Content starts
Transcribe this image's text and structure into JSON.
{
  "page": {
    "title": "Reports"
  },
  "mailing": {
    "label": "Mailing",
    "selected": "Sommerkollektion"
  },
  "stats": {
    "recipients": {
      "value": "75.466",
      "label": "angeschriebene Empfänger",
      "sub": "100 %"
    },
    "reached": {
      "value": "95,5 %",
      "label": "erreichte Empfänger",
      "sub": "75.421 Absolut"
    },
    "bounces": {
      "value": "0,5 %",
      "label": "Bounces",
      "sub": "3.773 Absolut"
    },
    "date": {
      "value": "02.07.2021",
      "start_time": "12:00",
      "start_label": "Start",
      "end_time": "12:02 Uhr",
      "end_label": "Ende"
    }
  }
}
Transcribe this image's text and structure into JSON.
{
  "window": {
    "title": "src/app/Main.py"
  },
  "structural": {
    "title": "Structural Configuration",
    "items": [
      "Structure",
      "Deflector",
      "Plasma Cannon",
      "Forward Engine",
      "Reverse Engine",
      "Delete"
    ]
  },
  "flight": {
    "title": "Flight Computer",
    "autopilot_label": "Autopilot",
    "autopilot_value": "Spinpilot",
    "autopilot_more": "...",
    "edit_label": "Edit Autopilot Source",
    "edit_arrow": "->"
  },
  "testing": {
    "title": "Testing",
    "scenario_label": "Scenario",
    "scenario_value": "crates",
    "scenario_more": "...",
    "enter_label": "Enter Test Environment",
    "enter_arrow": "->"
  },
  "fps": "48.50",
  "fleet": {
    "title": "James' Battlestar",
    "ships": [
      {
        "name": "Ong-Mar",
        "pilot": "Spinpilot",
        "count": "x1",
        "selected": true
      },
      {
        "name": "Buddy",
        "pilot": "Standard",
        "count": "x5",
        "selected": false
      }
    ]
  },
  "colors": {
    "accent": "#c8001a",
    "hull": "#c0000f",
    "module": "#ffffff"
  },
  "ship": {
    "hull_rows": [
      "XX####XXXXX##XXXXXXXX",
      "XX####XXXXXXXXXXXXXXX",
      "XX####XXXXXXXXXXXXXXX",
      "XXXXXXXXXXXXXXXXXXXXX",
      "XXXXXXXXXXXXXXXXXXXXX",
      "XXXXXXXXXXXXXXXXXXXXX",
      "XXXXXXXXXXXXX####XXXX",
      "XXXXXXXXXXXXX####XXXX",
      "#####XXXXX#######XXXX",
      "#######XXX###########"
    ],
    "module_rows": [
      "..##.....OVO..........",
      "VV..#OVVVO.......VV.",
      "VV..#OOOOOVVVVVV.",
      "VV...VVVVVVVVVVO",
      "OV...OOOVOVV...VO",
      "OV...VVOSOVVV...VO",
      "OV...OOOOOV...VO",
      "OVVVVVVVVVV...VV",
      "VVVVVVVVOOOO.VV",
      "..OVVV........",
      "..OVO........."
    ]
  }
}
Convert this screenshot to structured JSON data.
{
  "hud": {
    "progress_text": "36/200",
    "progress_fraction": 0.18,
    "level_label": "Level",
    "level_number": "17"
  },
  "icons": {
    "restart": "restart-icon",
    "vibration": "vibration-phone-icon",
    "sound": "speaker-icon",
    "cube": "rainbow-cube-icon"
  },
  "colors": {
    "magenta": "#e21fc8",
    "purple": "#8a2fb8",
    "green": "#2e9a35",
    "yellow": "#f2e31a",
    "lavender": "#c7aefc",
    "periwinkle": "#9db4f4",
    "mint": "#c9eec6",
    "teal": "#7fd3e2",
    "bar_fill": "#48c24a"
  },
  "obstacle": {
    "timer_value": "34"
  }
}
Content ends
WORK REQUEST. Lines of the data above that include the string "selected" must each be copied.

TASK RESULT.
    "selected": "Sommerkollektion"
        "selected": true
        "selected": false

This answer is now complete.